→ **Your task**: Give back the records below exactly, every one, with no pictures.

→ **Record extracts**:
────────────────────

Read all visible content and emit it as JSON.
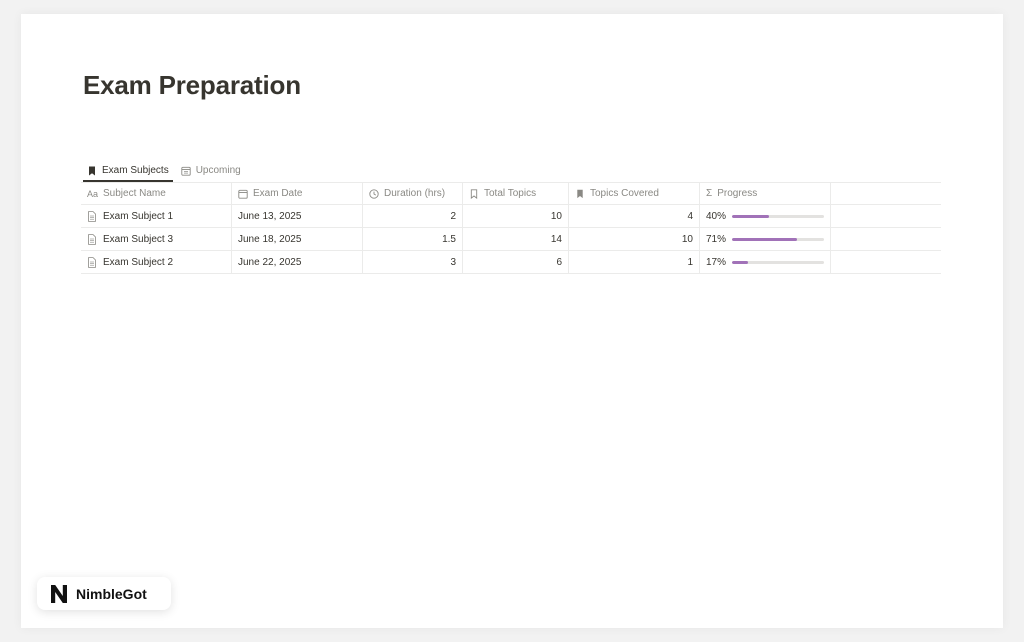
{
  "page": {
    "title": "Exam Preparation"
  },
  "tabs": [
    {
      "label": "Exam Subjects",
      "icon": "bookmark-icon",
      "active": true
    },
    {
      "label": "Upcoming",
      "icon": "calendar-icon",
      "active": false
    }
  ],
  "table": {
    "columns": [
      {
        "label": "Subject Name",
        "icon": "text-aa-icon"
      },
      {
        "label": "Exam Date",
        "icon": "calendar-icon"
      },
      {
        "label": "Duration (hrs)",
        "icon": "clock-icon"
      },
      {
        "label": "Total Topics",
        "icon": "bookmark-outline-icon"
      },
      {
        "label": "Topics Covered",
        "icon": "bookmark-icon"
      },
      {
        "label": "Progress",
        "icon": "sigma-icon"
      }
    ],
    "rows": [
      {
        "name": "Exam Subject 1",
        "date": "June 13, 2025",
        "duration": "2",
        "total": "10",
        "covered": "4",
        "progress_label": "40%",
        "progress": 40
      },
      {
        "name": "Exam Subject 3",
        "date": "June 18, 2025",
        "duration": "1.5",
        "total": "14",
        "covered": "10",
        "progress_label": "71%",
        "progress": 71
      },
      {
        "name": "Exam Subject 2",
        "date": "June 22, 2025",
        "duration": "3",
        "total": "6",
        "covered": "1",
        "progress_label": "17%",
        "progress": 17
      }
    ]
  },
  "colors": {
    "progress_fill": "#a172b8",
    "progress_track": "#e3e2e0"
  },
  "brand": {
    "name": "NimbleGot",
    "icon": "nimblegot-logo-icon"
  }
}
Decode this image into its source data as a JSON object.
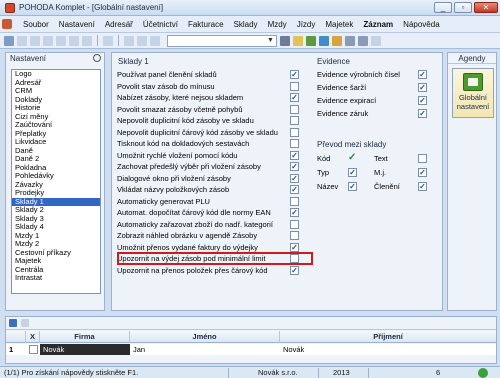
{
  "window": {
    "title": "POHODA Komplet - [Globální nastavení]",
    "buttons": [
      "_",
      "▫",
      "✕"
    ]
  },
  "menu": [
    "Soubor",
    "Nastavení",
    "Adresář",
    "Účetnictví",
    "Fakturace",
    "Sklady",
    "Mzdy",
    "Jízdy",
    "Majetek",
    "Záznam",
    "Nápověda"
  ],
  "left": {
    "title": "Nastavení",
    "items": [
      "Logo",
      "Adresář",
      "CRM",
      "Doklady",
      "Historie",
      "Cizí měny",
      "Zaúčtování",
      "Přeplatky",
      "Likvidace",
      "Daně",
      "Daně 2",
      "Pokladna",
      "Pohledávky",
      "Závazky",
      "Prodejky",
      "Sklady 1",
      "Sklady 2",
      "Sklady 3",
      "Sklady 4",
      "Mzdy 1",
      "Mzdy 2",
      "Cestovní příkazy",
      "Majetek",
      "Centrála",
      "Intrastat"
    ],
    "selected_index": 15
  },
  "sklady": {
    "title": "Sklady 1",
    "options": [
      {
        "label": "Používat panel členění skladů",
        "checked": true
      },
      {
        "label": "Povolit stav zásob do mínusu",
        "checked": false
      },
      {
        "label": "Nabízet zásoby, které nejsou skladem",
        "checked": true
      },
      {
        "label": "Povolit smazat zásoby včetně pohybů",
        "checked": false
      },
      {
        "label": "Nepovolit duplicitní kód zásoby ve skladu",
        "checked": false
      },
      {
        "label": "Nepovolit duplicitní čárový kód zásoby ve skladu",
        "checked": false
      },
      {
        "label": "Tisknout kód na dokladových sestavách",
        "checked": false
      },
      {
        "label": "Umožnit rychlé vložení pomocí kódu",
        "checked": true
      },
      {
        "label": "Zachovat předešlý výběr při vložení zásoby",
        "checked": true
      },
      {
        "label": "Dialogové okno při vložení zásoby",
        "checked": true
      },
      {
        "label": "Vkládat názvy položkových zásob",
        "checked": true
      },
      {
        "label": "Automaticky generovat PLU",
        "checked": false
      },
      {
        "label": "Automat. dopočítat čárový kód dle normy EAN",
        "checked": true
      },
      {
        "label": "Automaticky zařazovat zboží do nadř. kategorií",
        "checked": false
      },
      {
        "label": "Zobrazit náhled obrázku v agendě Zásoby",
        "checked": false
      },
      {
        "label": "Umožnit přenos vydané faktury do výdejky",
        "checked": true
      },
      {
        "label": "Upozornit na výdej zásob pod minimální limit",
        "checked": false
      },
      {
        "label": "Upozornit na přenos položek přes čárový kód",
        "checked": true
      }
    ],
    "highlight_index": 16
  },
  "evidence": {
    "title": "Evidence",
    "items": [
      {
        "label": "Evidence výrobních čísel",
        "checked": true
      },
      {
        "label": "Evidence šarží",
        "checked": true
      },
      {
        "label": "Evidence expirací",
        "checked": true
      },
      {
        "label": "Evidence záruk",
        "checked": true
      }
    ]
  },
  "prevod": {
    "title": "Převod mezi sklady",
    "rows": [
      [
        {
          "label": "Kód",
          "mark": "check"
        },
        {
          "label": "Text",
          "checked": false
        }
      ],
      [
        {
          "label": "Typ",
          "checked": true
        },
        {
          "label": "M.j.",
          "checked": true
        }
      ],
      [
        {
          "label": "Název",
          "checked": true
        },
        {
          "label": "Členění",
          "checked": true
        }
      ]
    ]
  },
  "agenda": {
    "title": "Agendy",
    "button_label_1": "Globální",
    "button_label_2": "nastavení"
  },
  "table": {
    "headers": [
      "X",
      "Firma",
      "Jméno",
      "Příjmení"
    ],
    "row": {
      "num": "1",
      "firma": "Novák",
      "jmeno": "Jan",
      "prijmeni": "Novák"
    }
  },
  "status": {
    "help": "(1/1) Pro získání nápovědy stiskněte F1.",
    "company": "Novák s.r.o.",
    "year": "2013",
    "num": "6"
  },
  "colors": {
    "selection": "#3166c5",
    "highlight_border": "#d31a1a",
    "titlebar": "#c9dcf1"
  }
}
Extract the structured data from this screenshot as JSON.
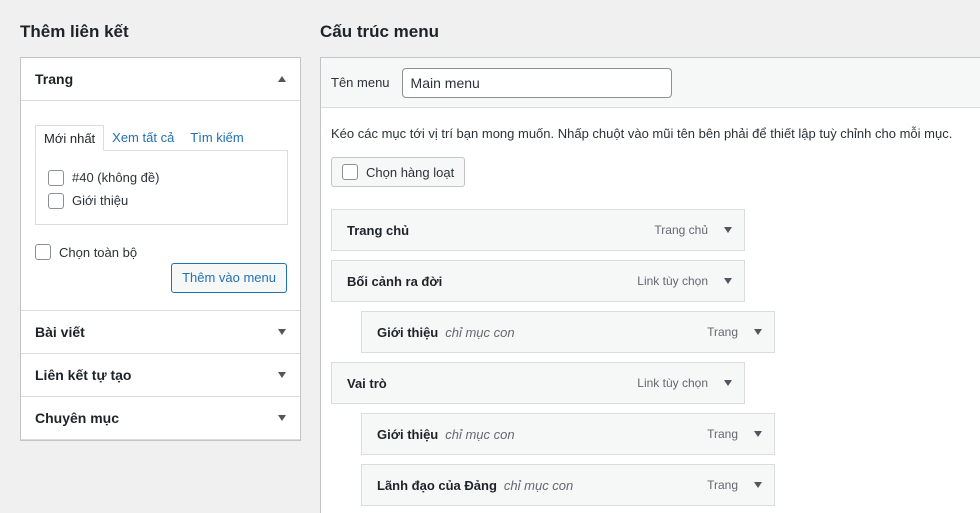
{
  "left": {
    "title": "Thêm liên kết",
    "pages_section": {
      "label": "Trang",
      "tabs": [
        {
          "label": "Mới nhất"
        },
        {
          "label": "Xem tất cả"
        },
        {
          "label": "Tìm kiếm"
        }
      ],
      "items": [
        {
          "label": "#40 (không đề)"
        },
        {
          "label": "Giới thiệu"
        }
      ],
      "select_all_label": "Chọn toàn bộ",
      "add_button_label": "Thêm vào menu"
    },
    "sections": [
      {
        "label": "Bài viết"
      },
      {
        "label": "Liên kết tự tạo"
      },
      {
        "label": "Chuyên mục"
      }
    ]
  },
  "right": {
    "title": "Cấu trúc menu",
    "menu_name_label": "Tên menu",
    "menu_name_value": "Main menu",
    "instructions": "Kéo các mục tới vị trí bạn mong muốn. Nhấp chuột vào mũi tên bên phải để thiết lập tuỳ chỉnh cho mỗi mục.",
    "bulk_select_label": "Chọn hàng loạt",
    "menu_items": [
      {
        "title": "Trang chủ",
        "sub": "",
        "type": "Trang chủ"
      },
      {
        "title": "Bối cảnh ra đời",
        "sub": "",
        "type": "Link tùy chọn"
      },
      {
        "title": "Giới thiệu",
        "sub": "chỉ mục con",
        "type": "Trang"
      },
      {
        "title": "Vai trò",
        "sub": "",
        "type": "Link tùy chọn"
      },
      {
        "title": "Giới thiệu",
        "sub": "chỉ mục con",
        "type": "Trang"
      },
      {
        "title": "Lãnh đạo của Đảng",
        "sub": "chỉ mục con",
        "type": "Trang"
      }
    ]
  },
  "colors": {
    "accent": "#2271b1",
    "background": "#f0f0f1",
    "border": "#c3c4c7"
  }
}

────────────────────

→ **Your solution**:
Read all visible content and emit it as JSON.
{
  "page": {
    "title": "Exam Preparation"
  },
  "tabs": [
    {
      "label": "Exam Subjects",
      "icon": "bookmark-icon",
      "active": true
    },
    {
      "label": "Upcoming",
      "icon": "calendar-icon",
      "active": false
    }
  ],
  "table": {
    "columns": [
      {
        "label": "Subject Name",
        "icon": "text-aa-icon"
      },
      {
        "label": "Exam Date",
        "icon": "calendar-icon"
      },
      {
        "label": "Duration (hrs)",
        "icon": "clock-icon"
      },
      {
        "label": "Total Topics",
        "icon": "bookmark-outline-icon"
      },
      {
        "label": "Topics Covered",
        "icon": "bookmark-icon"
      },
      {
        "label": "Progress",
        "icon": "sigma-icon"
      }
    ],
    "rows": [
      {
        "name": "Exam Subject 1",
        "date": "June 13, 2025",
        "duration": "2",
        "total": "10",
        "covered": "4",
        "progress_label": "40%",
        "progress": 40
      },
      {
        "name": "Exam Subject 3",
        "date": "June 18, 2025",
        "duration": "1.5",
        "total": "14",
        "covered": "10",
        "progress_label": "71%",
        "progress": 71
      },
      {
        "name": "Exam Subject 2",
        "date": "June 22, 2025",
        "duration": "3",
        "total": "6",
        "covered": "1",
        "progress_label": "17%",
        "progress": 17
      }
    ]
  },
  "colors": {
    "progress_fill": "#a172b8",
    "progress_track": "#e3e2e0"
  },
  "brand": {
    "name": "NimbleGot",
    "icon": "nimblegot-logo-icon"
  }
}
Decode this image into its source data as a JSON object.
{
  "window": {
    "title": "POHODA Komplet - [Globální nastavení]",
    "buttons": [
      "_",
      "▫",
      "✕"
    ]
  },
  "menu": [
    "Soubor",
    "Nastavení",
    "Adresář",
    "Účetnictví",
    "Fakturace",
    "Sklady",
    "Mzdy",
    "Jízdy",
    "Majetek",
    "Záznam",
    "Nápověda"
  ],
  "left": {
    "title": "Nastavení",
    "items": [
      "Logo",
      "Adresář",
      "CRM",
      "Doklady",
      "Historie",
      "Cizí měny",
      "Zaúčtování",
      "Přeplatky",
      "Likvidace",
      "Daně",
      "Daně 2",
      "Pokladna",
      "Pohledávky",
      "Závazky",
      "Prodejky",
      "Sklady 1",
      "Sklady 2",
      "Sklady 3",
      "Sklady 4",
      "Mzdy 1",
      "Mzdy 2",
      "Cestovní příkazy",
      "Majetek",
      "Centrála",
      "Intrastat"
    ],
    "selected_index": 15
  },
  "sklady": {
    "title": "Sklady 1",
    "options": [
      {
        "label": "Používat panel členění skladů",
        "checked": true
      },
      {
        "label": "Povolit stav zásob do mínusu",
        "checked": false
      },
      {
        "label": "Nabízet zásoby, které nejsou skladem",
        "checked": true
      },
      {
        "label": "Povolit smazat zásoby včetně pohybů",
        "checked": false
      },
      {
        "label": "Nepovolit duplicitní kód zásoby ve skladu",
        "checked": false
      },
      {
        "label": "Nepovolit duplicitní čárový kód zásoby ve skladu",
        "checked": false
      },
      {
        "label": "Tisknout kód na dokladových sestavách",
        "checked": false
      },
      {
        "label": "Umožnit rychlé vložení pomocí kódu",
        "checked": true
      },
      {
        "label": "Zachovat předešlý výběr při vložení zásoby",
        "checked": true
      },
      {
        "label": "Dialogové okno při vložení zásoby",
        "checked": true
      },
      {
        "label": "Vkládat názvy položkových zásob",
        "checked": true
      },
      {
        "label": "Automaticky generovat PLU",
        "checked": false
      },
      {
        "label": "Automat. dopočítat čárový kód dle normy EAN",
        "checked": true
      },
      {
        "label": "Automaticky zařazovat zboží do nadř. kategorií",
        "checked": false
      },
      {
        "label": "Zobrazit náhled obrázku v agendě Zásoby",
        "checked": false
      },
      {
        "label": "Umožnit přenos vydané faktury do výdejky",
        "checked": true
      },
      {
        "label": "Upozornit na výdej zásob pod minimální limit",
        "checked": false
      },
      {
        "label": "Upozornit na přenos položek přes čárový kód",
        "checked": true
      }
    ],
    "highlight_index": 16
  },
  "evidence": {
    "title": "Evidence",
    "items": [
      {
        "label": "Evidence výrobních čísel",
        "checked": true
      },
      {
        "label": "Evidence šarží",
        "checked": true
      },
      {
        "label": "Evidence expirací",
        "checked": true
      },
      {
        "label": "Evidence záruk",
        "checked": true
      }
    ]
  },
  "prevod": {
    "title": "Převod mezi sklady",
    "rows": [
      [
        {
          "label": "Kód",
          "mark": "check"
        },
        {
          "label": "Text",
          "checked": false
        }
      ],
      [
        {
          "label": "Typ",
          "checked": true
        },
        {
          "label": "M.j.",
          "checked": true
        }
      ],
      [
        {
          "label": "Název",
          "checked": true
        },
        {
          "label": "Členění",
          "checked": true
        }
      ]
    ]
  },
  "agenda": {
    "title": "Agendy",
    "button_label_1": "Globální",
    "button_label_2": "nastavení"
  },
  "table": {
    "headers": [
      "X",
      "Firma",
      "Jméno",
      "Příjmení"
    ],
    "row": {
      "num": "1",
      "firma": "Novák",
      "jmeno": "Jan",
      "prijmeni": "Novák"
    }
  },
  "status": {
    "help": "(1/1) Pro získání nápovědy stiskněte F1.",
    "company": "Novák s.r.o.",
    "year": "2013",
    "num": "6"
  },
  "colors": {
    "selection": "#3166c5",
    "highlight_border": "#d31a1a",
    "titlebar": "#c9dcf1"
  }
}
Extract the structured data from this screenshot as JSON.
{
  "left": {
    "title": "Thêm liên kết",
    "pages_section": {
      "label": "Trang",
      "tabs": [
        {
          "label": "Mới nhất"
        },
        {
          "label": "Xem tất cả"
        },
        {
          "label": "Tìm kiếm"
        }
      ],
      "items": [
        {
          "label": "#40 (không đề)"
        },
        {
          "label": "Giới thiệu"
        }
      ],
      "select_all_label": "Chọn toàn bộ",
      "add_button_label": "Thêm vào menu"
    },
    "sections": [
      {
        "label": "Bài viết"
      },
      {
        "label": "Liên kết tự tạo"
      },
      {
        "label": "Chuyên mục"
      }
    ]
  },
  "right": {
    "title": "Cấu trúc menu",
    "menu_name_label": "Tên menu",
    "menu_name_value": "Main menu",
    "instructions": "Kéo các mục tới vị trí bạn mong muốn. Nhấp chuột vào mũi tên bên phải để thiết lập tuỳ chỉnh cho mỗi mục.",
    "bulk_select_label": "Chọn hàng loạt",
    "menu_items": [
      {
        "title": "Trang chủ",
        "sub": "",
        "type": "Trang chủ"
      },
      {
        "title": "Bối cảnh ra đời",
        "sub": "",
        "type": "Link tùy chọn"
      },
      {
        "title": "Giới thiệu",
        "sub": "chỉ mục con",
        "type": "Trang"
      },
      {
        "title": "Vai trò",
        "sub": "",
        "type": "Link tùy chọn"
      },
      {
        "title": "Giới thiệu",
        "sub": "chỉ mục con",
        "type": "Trang"
      },
      {
        "title": "Lãnh đạo của Đảng",
        "sub": "chỉ mục con",
        "type": "Trang"
      }
    ]
  },
  "colors": {
    "accent": "#2271b1",
    "background": "#f0f0f1",
    "border": "#c3c4c7"
  }
}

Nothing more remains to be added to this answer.